**Brief:** Take the entries below and write them out exactly, with each picture removed.

**Supplied material:**
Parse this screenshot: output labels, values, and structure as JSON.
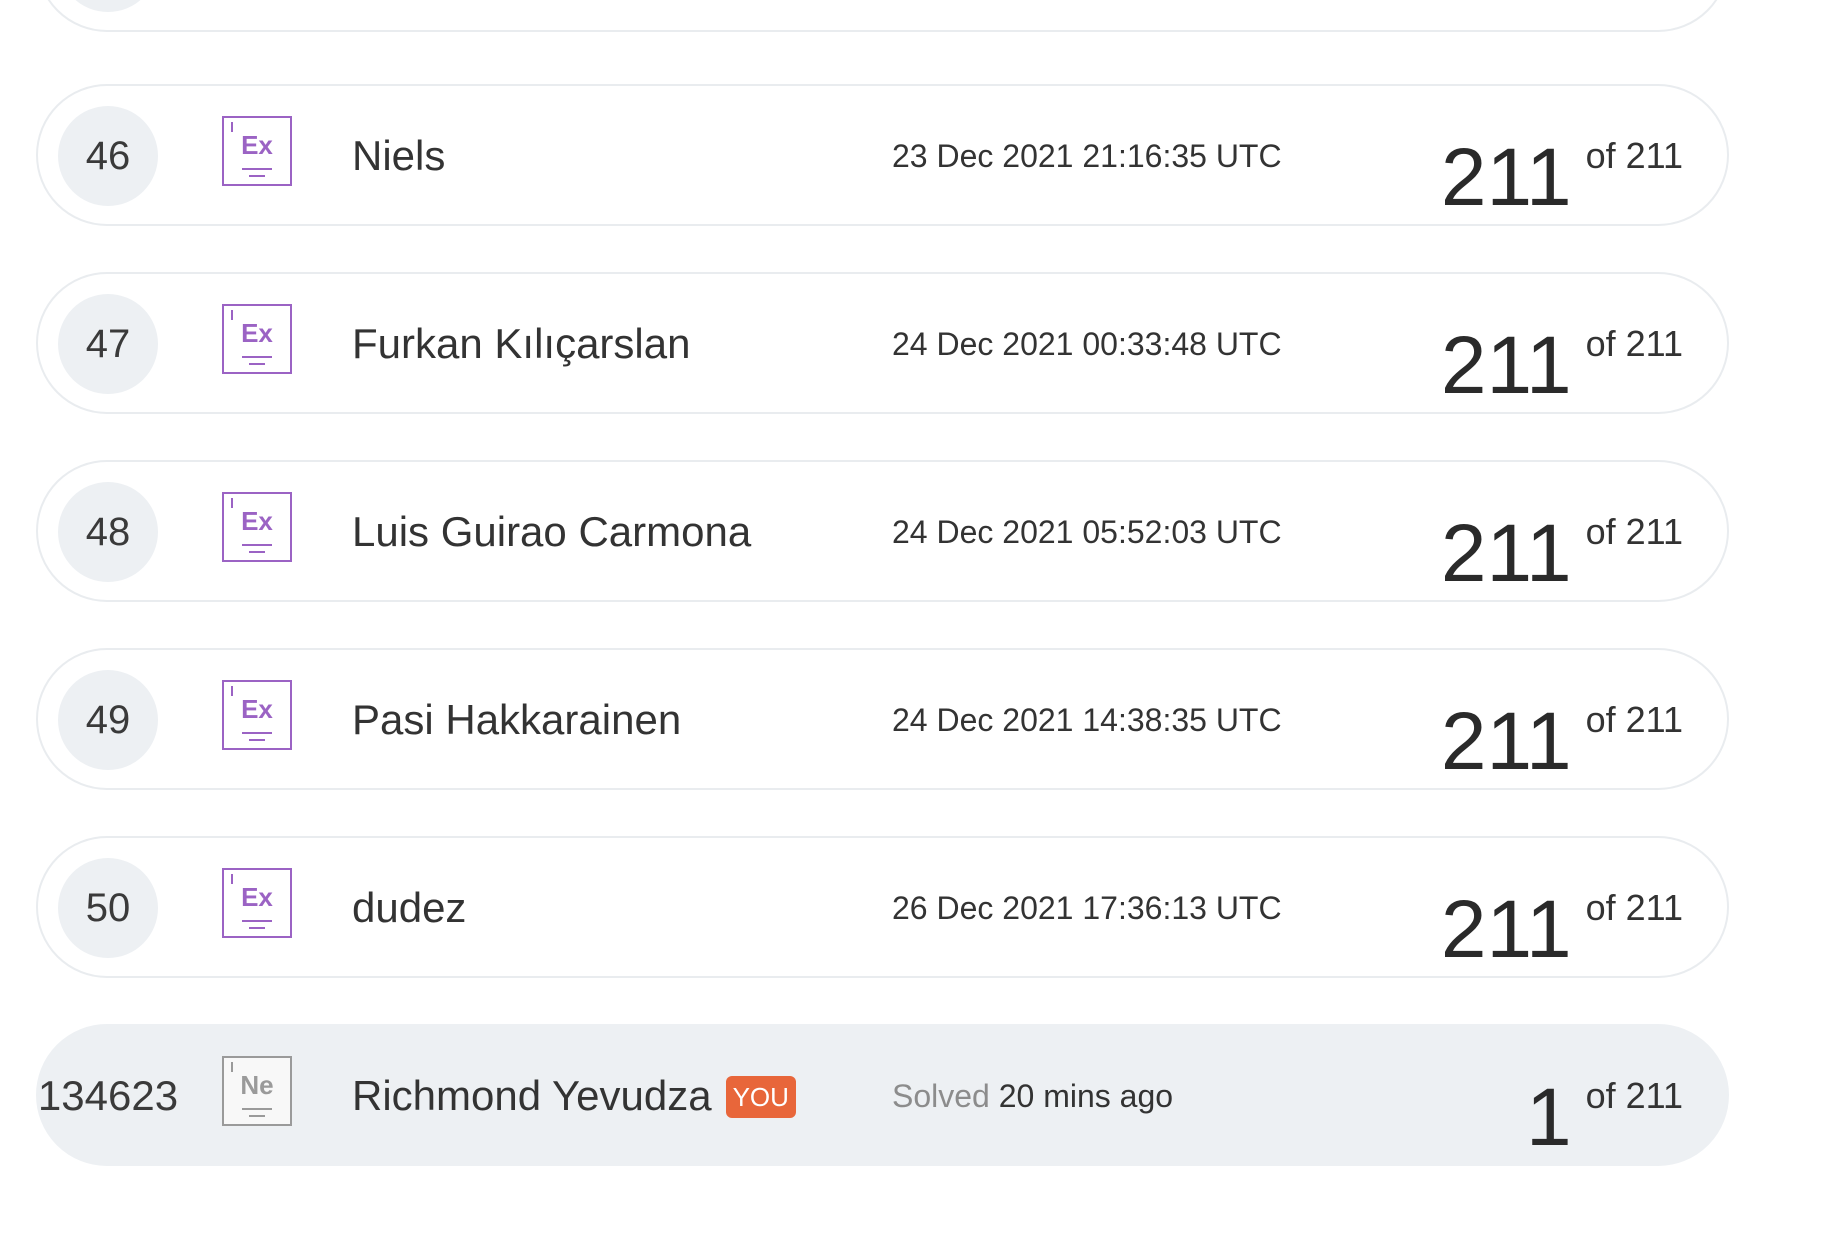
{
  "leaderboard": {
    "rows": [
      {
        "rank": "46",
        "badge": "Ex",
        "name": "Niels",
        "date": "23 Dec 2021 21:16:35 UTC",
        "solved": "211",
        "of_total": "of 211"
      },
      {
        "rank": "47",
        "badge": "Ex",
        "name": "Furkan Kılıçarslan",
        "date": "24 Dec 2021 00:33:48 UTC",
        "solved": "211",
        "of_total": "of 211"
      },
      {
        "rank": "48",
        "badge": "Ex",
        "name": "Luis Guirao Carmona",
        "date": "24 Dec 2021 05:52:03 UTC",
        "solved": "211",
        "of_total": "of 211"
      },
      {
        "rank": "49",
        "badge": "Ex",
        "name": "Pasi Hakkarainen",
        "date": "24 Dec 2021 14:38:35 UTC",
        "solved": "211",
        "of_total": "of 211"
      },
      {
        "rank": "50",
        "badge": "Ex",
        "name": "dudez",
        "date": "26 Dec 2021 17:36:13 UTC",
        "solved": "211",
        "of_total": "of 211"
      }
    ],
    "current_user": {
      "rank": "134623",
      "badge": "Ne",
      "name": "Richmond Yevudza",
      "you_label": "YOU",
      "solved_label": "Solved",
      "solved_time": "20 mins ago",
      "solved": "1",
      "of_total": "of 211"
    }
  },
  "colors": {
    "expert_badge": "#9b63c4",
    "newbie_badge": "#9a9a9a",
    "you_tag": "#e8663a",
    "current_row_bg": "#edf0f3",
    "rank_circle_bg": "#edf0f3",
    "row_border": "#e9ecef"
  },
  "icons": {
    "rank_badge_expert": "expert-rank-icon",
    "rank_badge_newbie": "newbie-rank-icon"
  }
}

**Answer for the task:**
Parse this screenshot: output labels, values, and structure as JSON.
{
  "leaderboard": {
    "rows": [
      {
        "rank": "46",
        "badge": "Ex",
        "name": "Niels",
        "date": "23 Dec 2021 21:16:35 UTC",
        "solved": "211",
        "of_total": "of 211"
      },
      {
        "rank": "47",
        "badge": "Ex",
        "name": "Furkan Kılıçarslan",
        "date": "24 Dec 2021 00:33:48 UTC",
        "solved": "211",
        "of_total": "of 211"
      },
      {
        "rank": "48",
        "badge": "Ex",
        "name": "Luis Guirao Carmona",
        "date": "24 Dec 2021 05:52:03 UTC",
        "solved": "211",
        "of_total": "of 211"
      },
      {
        "rank": "49",
        "badge": "Ex",
        "name": "Pasi Hakkarainen",
        "date": "24 Dec 2021 14:38:35 UTC",
        "solved": "211",
        "of_total": "of 211"
      },
      {
        "rank": "50",
        "badge": "Ex",
        "name": "dudez",
        "date": "26 Dec 2021 17:36:13 UTC",
        "solved": "211",
        "of_total": "of 211"
      }
    ],
    "current_user": {
      "rank": "134623",
      "badge": "Ne",
      "name": "Richmond Yevudza",
      "you_label": "YOU",
      "solved_label": "Solved",
      "solved_time": "20 mins ago",
      "solved": "1",
      "of_total": "of 211"
    }
  },
  "colors": {
    "expert_badge": "#9b63c4",
    "newbie_badge": "#9a9a9a",
    "you_tag": "#e8663a",
    "current_row_bg": "#edf0f3",
    "rank_circle_bg": "#edf0f3",
    "row_border": "#e9ecef"
  },
  "icons": {
    "rank_badge_expert": "expert-rank-icon",
    "rank_badge_newbie": "newbie-rank-icon"
  }
}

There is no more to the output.